• [RECORDS SHOWN]
[Start of Attachment]

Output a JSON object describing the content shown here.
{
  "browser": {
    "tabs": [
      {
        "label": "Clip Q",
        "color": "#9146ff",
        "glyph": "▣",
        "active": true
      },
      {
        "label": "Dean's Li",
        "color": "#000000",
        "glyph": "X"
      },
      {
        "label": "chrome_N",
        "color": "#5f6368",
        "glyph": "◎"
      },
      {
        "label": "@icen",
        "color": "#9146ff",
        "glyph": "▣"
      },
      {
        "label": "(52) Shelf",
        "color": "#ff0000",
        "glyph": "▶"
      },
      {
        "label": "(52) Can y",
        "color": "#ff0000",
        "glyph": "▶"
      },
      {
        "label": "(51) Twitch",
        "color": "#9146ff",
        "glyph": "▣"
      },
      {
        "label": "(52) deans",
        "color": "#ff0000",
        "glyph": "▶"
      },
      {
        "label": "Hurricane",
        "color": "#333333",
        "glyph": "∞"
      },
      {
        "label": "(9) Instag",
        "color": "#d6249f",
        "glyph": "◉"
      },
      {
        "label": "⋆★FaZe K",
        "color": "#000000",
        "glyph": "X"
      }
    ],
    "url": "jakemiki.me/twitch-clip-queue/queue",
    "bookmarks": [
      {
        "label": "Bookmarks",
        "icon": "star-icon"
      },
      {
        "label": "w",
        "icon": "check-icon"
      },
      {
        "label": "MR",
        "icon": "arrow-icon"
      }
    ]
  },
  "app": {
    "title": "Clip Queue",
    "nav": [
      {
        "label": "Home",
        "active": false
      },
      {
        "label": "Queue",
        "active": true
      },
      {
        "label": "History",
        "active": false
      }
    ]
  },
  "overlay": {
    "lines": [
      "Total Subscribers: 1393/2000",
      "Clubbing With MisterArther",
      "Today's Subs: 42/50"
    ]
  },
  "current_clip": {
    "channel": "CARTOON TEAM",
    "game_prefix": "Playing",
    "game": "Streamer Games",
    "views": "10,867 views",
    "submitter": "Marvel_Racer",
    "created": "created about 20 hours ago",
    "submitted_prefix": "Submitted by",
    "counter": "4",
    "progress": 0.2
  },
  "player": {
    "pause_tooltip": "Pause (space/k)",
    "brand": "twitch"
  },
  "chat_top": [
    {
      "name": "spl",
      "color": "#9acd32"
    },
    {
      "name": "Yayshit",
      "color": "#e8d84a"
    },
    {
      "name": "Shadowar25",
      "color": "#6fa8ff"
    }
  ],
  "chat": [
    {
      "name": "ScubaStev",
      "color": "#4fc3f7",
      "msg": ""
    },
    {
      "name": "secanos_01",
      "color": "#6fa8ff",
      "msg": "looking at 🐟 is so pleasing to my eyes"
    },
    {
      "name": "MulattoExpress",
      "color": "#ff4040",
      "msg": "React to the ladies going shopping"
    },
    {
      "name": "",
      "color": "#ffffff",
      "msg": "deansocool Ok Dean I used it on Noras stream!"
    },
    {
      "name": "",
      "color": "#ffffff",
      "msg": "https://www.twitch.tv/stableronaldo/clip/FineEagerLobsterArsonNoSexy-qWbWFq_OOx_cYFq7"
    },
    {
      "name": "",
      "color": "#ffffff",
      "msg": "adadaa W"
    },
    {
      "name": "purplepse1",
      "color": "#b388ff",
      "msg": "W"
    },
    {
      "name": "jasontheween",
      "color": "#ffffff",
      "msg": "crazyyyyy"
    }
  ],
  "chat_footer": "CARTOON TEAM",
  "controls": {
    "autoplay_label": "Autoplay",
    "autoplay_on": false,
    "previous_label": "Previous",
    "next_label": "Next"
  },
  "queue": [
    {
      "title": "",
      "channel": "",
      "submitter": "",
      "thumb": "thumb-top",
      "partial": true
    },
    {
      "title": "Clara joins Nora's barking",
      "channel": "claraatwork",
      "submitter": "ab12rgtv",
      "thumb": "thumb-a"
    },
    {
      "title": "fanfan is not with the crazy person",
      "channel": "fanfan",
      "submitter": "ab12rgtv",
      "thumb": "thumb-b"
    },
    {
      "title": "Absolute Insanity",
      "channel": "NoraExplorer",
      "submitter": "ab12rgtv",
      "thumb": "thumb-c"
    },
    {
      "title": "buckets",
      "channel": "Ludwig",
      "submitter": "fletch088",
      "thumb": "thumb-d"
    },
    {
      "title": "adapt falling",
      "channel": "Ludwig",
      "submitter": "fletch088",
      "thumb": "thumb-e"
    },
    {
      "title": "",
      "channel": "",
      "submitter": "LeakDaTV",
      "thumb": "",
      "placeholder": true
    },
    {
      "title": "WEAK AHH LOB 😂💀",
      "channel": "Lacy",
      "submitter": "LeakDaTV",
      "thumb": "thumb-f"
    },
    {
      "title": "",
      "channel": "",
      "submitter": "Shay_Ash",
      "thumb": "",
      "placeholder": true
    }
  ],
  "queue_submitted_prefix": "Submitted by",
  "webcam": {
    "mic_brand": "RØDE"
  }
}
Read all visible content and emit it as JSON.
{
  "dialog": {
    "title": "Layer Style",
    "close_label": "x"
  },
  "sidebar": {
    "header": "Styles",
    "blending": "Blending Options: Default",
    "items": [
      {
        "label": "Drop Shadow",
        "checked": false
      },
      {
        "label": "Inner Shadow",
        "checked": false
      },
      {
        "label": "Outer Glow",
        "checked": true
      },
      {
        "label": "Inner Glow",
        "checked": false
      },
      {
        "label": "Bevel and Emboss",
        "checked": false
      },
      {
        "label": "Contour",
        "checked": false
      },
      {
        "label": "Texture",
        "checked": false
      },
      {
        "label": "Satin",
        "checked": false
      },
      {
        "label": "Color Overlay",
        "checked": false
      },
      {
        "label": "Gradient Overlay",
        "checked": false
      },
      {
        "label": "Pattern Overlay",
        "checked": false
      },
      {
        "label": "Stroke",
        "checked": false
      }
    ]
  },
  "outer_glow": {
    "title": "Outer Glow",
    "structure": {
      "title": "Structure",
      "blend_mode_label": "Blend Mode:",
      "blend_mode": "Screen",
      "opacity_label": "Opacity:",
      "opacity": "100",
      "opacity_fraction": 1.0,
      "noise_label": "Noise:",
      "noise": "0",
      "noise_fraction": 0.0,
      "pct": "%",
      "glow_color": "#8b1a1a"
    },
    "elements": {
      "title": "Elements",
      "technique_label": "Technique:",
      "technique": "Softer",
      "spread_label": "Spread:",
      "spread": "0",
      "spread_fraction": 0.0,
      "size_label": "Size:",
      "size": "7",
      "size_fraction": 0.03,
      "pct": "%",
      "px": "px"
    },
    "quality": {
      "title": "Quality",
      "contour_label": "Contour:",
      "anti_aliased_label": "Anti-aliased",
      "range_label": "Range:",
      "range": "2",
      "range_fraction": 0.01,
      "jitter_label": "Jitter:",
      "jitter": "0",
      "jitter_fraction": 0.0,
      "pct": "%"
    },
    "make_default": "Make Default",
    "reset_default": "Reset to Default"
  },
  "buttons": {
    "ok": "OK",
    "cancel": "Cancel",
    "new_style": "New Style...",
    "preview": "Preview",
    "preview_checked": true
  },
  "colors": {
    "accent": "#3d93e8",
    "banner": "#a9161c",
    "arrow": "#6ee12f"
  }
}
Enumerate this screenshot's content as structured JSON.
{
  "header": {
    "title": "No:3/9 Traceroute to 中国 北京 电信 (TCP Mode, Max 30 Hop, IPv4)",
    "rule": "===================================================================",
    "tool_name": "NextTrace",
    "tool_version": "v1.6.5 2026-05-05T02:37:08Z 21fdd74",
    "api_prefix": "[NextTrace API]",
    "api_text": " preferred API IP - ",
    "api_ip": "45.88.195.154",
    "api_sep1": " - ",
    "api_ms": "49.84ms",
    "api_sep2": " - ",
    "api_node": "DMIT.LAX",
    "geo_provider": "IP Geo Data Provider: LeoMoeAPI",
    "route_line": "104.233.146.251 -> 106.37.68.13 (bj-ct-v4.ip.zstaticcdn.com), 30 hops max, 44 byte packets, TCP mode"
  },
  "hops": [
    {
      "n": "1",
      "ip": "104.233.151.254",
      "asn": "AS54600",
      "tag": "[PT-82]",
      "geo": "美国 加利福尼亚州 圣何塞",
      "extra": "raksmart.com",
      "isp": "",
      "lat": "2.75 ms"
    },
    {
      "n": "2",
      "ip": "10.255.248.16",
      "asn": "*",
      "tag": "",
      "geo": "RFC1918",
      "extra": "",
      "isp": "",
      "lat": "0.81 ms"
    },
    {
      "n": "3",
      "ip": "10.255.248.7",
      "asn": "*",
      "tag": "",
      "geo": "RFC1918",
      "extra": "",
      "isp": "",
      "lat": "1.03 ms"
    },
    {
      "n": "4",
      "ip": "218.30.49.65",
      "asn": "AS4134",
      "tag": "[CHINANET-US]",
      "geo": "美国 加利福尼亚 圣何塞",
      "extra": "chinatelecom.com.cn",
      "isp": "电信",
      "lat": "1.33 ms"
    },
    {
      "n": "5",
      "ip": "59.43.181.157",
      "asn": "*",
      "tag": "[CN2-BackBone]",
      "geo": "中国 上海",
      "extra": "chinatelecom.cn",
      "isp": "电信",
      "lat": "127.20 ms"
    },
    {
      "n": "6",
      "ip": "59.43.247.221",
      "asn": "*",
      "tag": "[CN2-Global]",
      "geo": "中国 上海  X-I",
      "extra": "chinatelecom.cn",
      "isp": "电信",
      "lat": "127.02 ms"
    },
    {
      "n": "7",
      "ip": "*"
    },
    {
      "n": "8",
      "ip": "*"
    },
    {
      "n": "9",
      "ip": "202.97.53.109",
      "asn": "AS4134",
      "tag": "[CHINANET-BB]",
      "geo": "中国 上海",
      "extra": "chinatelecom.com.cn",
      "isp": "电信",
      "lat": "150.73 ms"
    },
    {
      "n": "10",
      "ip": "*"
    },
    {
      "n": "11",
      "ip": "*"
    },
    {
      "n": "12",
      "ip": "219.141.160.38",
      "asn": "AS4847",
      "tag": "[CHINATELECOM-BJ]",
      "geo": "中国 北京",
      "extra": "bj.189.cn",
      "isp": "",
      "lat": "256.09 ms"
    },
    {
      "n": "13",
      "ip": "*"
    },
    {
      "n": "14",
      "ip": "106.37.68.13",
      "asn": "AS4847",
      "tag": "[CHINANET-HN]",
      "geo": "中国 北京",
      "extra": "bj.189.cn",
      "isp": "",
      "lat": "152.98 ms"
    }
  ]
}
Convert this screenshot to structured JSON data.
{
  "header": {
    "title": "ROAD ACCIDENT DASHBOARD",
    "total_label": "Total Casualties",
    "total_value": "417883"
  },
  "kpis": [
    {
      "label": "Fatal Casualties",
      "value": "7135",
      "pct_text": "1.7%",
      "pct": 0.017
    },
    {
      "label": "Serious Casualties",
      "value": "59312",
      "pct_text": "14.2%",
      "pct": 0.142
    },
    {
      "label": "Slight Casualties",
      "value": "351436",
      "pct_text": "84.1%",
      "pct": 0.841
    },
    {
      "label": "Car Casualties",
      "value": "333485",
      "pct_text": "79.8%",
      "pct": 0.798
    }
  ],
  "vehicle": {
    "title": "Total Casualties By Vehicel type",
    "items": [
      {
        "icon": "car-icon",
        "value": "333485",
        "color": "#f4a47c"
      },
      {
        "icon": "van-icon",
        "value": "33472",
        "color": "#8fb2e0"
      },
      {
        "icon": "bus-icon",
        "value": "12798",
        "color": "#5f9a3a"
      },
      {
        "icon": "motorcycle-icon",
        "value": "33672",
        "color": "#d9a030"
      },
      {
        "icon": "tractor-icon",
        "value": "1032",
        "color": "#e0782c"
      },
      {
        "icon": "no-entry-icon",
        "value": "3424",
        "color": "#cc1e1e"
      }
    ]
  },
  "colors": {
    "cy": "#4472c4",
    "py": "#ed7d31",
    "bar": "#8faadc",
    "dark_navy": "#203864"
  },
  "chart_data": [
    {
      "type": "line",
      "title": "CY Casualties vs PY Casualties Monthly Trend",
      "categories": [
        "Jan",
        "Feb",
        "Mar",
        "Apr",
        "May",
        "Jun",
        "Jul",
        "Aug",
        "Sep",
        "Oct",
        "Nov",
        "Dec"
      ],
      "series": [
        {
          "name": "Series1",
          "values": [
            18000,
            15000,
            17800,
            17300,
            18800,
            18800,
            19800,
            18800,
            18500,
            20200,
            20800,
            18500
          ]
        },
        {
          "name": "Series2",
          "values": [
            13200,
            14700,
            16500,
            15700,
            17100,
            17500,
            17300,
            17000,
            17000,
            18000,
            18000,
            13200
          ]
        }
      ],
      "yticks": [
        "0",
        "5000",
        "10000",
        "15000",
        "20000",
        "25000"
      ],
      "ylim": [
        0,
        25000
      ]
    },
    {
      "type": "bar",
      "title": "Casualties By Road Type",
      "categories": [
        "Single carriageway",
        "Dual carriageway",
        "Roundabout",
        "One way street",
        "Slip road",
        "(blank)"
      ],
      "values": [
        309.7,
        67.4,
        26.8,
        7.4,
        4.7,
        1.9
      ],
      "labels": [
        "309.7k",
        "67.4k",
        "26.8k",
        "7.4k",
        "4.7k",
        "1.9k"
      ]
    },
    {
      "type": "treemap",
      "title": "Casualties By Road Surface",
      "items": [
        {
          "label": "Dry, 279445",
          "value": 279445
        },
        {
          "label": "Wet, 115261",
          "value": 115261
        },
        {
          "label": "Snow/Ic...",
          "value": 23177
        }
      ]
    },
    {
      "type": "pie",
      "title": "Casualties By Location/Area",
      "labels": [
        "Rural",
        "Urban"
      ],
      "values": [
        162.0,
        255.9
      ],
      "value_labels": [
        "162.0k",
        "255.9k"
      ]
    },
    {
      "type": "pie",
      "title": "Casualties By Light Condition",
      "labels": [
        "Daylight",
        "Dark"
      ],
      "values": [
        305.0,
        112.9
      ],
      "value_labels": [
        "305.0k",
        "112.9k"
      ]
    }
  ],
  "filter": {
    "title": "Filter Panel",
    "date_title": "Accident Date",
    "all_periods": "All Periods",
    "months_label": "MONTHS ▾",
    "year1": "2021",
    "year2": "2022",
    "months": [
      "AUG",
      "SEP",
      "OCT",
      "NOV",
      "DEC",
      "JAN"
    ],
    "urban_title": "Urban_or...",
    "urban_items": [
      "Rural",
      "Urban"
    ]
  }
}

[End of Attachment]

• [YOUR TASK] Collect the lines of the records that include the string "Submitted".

• [EXERCISE OUTPUT]
    "submitted_prefix": "Submitted by",
  "queue_submitted_prefix": "Submitted by",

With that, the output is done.